▶ **PROBLEM DESCRIPTION**
Write out every record below exactly as given. Leave the pictures out.

(EXTRACTED INFORMATION)

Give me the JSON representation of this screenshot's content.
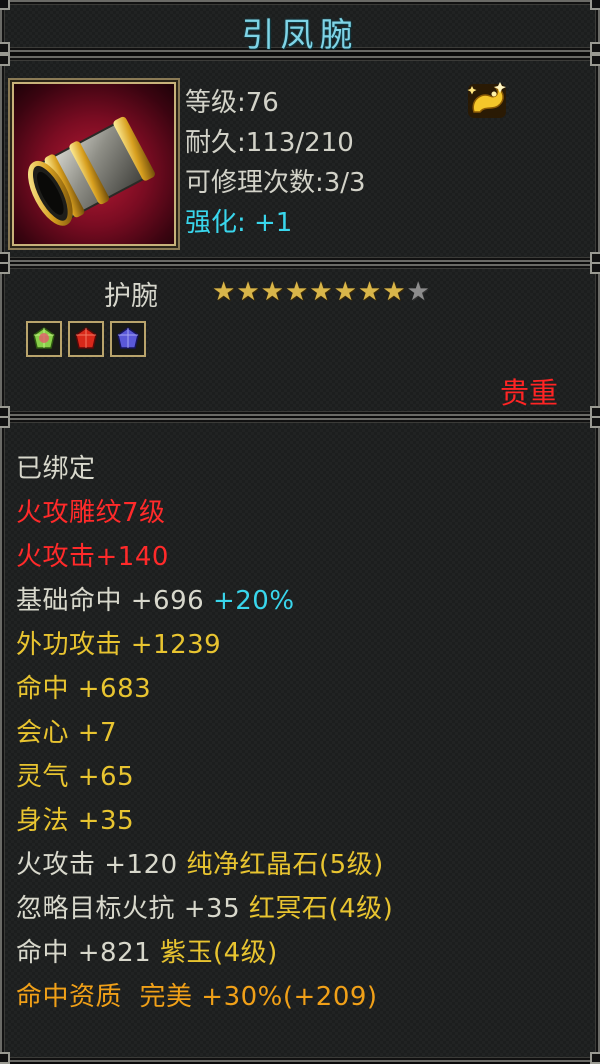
{
  "title": "引凤腕",
  "info": {
    "level": "等级:76",
    "durability": "耐久:113/210",
    "repair": "可修理次数:3/3",
    "enhance": "强化: +1",
    "badge_icon": "gold-dragon-icon",
    "item_icon": "bracer-icon"
  },
  "mid": {
    "item_type": "护腕",
    "stars_total": 9,
    "stars_filled": 8,
    "gems": [
      "green-gem-icon",
      "red-gem-icon",
      "blue-gem-icon"
    ],
    "rarity": "贵重"
  },
  "attributes": {
    "bound": "已绑定",
    "engrave": "火攻雕纹7级",
    "fire_attack": "火攻击+140",
    "base_hit": "基础命中 +696",
    "base_hit_bonus": "+20%",
    "ext_attack": "外功攻击 +1239",
    "hit": "命中 +683",
    "crit": "会心 +7",
    "spirit": "灵气 +65",
    "agility": "身法 +35",
    "gem1_stat": "火攻击 +120",
    "gem1_name": "纯净红晶石(5级)",
    "gem2_stat": "忽略目标火抗 +35",
    "gem2_name": "红冥石(4级)",
    "gem3_stat": "命中 +821",
    "gem3_name": "紫玉(4级)",
    "quality": "命中资质  完美 +30%(+209)"
  },
  "colors": {
    "title": "#7fd4e6",
    "red": "#ff2a2a",
    "cyan": "#39d6ec",
    "yellow": "#e8c430",
    "orange": "#f0a018",
    "white": "#d8d8cc"
  }
}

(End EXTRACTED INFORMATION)

▶ **FINAL ANSWER**
Give me the JSON representation of this screenshot's content.
{
  "title": "引凤腕",
  "info": {
    "level": "等级:76",
    "durability": "耐久:113/210",
    "repair": "可修理次数:3/3",
    "enhance": "强化: +1",
    "badge_icon": "gold-dragon-icon",
    "item_icon": "bracer-icon"
  },
  "mid": {
    "item_type": "护腕",
    "stars_total": 9,
    "stars_filled": 8,
    "gems": [
      "green-gem-icon",
      "red-gem-icon",
      "blue-gem-icon"
    ],
    "rarity": "贵重"
  },
  "attributes": {
    "bound": "已绑定",
    "engrave": "火攻雕纹7级",
    "fire_attack": "火攻击+140",
    "base_hit": "基础命中 +696",
    "base_hit_bonus": "+20%",
    "ext_attack": "外功攻击 +1239",
    "hit": "命中 +683",
    "crit": "会心 +7",
    "spirit": "灵气 +65",
    "agility": "身法 +35",
    "gem1_stat": "火攻击 +120",
    "gem1_name": "纯净红晶石(5级)",
    "gem2_stat": "忽略目标火抗 +35",
    "gem2_name": "红冥石(4级)",
    "gem3_stat": "命中 +821",
    "gem3_name": "紫玉(4级)",
    "quality": "命中资质  完美 +30%(+209)"
  },
  "colors": {
    "title": "#7fd4e6",
    "red": "#ff2a2a",
    "cyan": "#39d6ec",
    "yellow": "#e8c430",
    "orange": "#f0a018",
    "white": "#d8d8cc"
  }
}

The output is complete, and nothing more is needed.